Rajeev Chawla told TOI: “…We will start flying the drones this week, and weather permitting, the aerial survey should be completed by the end of the week as we only need to cover around 10,000-odd properties in each of these wards.”
But the drone survey is just the beginning. Once imaging is completed by the drones, which will be operated by Survey of India (SoI), the department will need to digitise the images, which will then be laid over existing village maps to identify various types of land — government-owned, public, private, etc., — and verify if there is any illegal occupation.
Surveyors to visit plots
“Surveyors under the commissioner of SSLR will also visit each plot or land and make a record and determine who the owner is. We are confident that we should be able to complete this process by December,” Chawla said.
If there are any issues with the SoI survey — technical or otherwise — the government also has permission to conduct a survey using a private firm. One company has offered to conduct it for free and is being kept on standby.
Explaining the need for UPOR, Chawla said: “After implementation of Bhoomi, there has been no tampering of land records and citizens are at peace. But unlike with rural/agricultural land records, which were available in manual format with around 10,000 village accountants, there are no proper records for urban properties other than those maintained for tax purposes by agencies like BBMP, which do not have legal value from a civil dispute point of view as they aren’t created under the (Karnataka Land Revenue) Act.”
He said UPOR was first mooted in 2008, but couldn’t take off for various reasons. Another official said that some pilots conducted in places like Shivamogga had come under criticism and people did not accept it, leading to further delay in implementation of a state-wide project.
“…Finally, revenue minister (R Ashoka) issued a government order last year setting up an implementation committee to do a proof-of-concept. Therefore, we are not mapping the whole city. The reason for asking for a proof-of-concept is because earlier efforts have failed; we need to show how we can make this faster and make people accept it. So, once we complete the project in three BBMP wards, the review committee headed by the minister will look at how to include more people in this,” Chawla said.
While creating property records in urban areas, the government has two objectives, he said.
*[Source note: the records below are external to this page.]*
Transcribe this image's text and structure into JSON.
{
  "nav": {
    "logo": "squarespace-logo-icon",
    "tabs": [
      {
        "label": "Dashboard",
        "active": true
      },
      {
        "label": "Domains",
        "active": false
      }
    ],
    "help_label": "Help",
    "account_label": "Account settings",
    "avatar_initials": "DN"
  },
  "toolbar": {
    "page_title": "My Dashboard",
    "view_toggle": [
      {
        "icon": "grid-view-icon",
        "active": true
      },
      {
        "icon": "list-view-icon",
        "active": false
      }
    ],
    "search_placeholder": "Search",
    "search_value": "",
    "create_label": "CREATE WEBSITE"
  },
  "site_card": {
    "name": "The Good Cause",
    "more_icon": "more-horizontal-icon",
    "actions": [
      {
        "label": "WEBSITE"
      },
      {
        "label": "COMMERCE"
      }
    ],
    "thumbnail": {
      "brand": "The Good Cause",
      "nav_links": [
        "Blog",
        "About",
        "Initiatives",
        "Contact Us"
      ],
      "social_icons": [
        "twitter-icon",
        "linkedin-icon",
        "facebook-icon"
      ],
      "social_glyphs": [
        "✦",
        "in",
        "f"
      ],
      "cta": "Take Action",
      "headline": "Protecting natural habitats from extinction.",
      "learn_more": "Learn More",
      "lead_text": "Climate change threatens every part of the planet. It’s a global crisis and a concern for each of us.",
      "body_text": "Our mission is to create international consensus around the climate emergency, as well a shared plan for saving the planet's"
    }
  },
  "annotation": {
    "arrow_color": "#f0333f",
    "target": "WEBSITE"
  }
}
First, to ensure that no government/public land is allowed to be illegally occupied and second, not to penalise individuals for minor violations such as not obtaining an approved plan.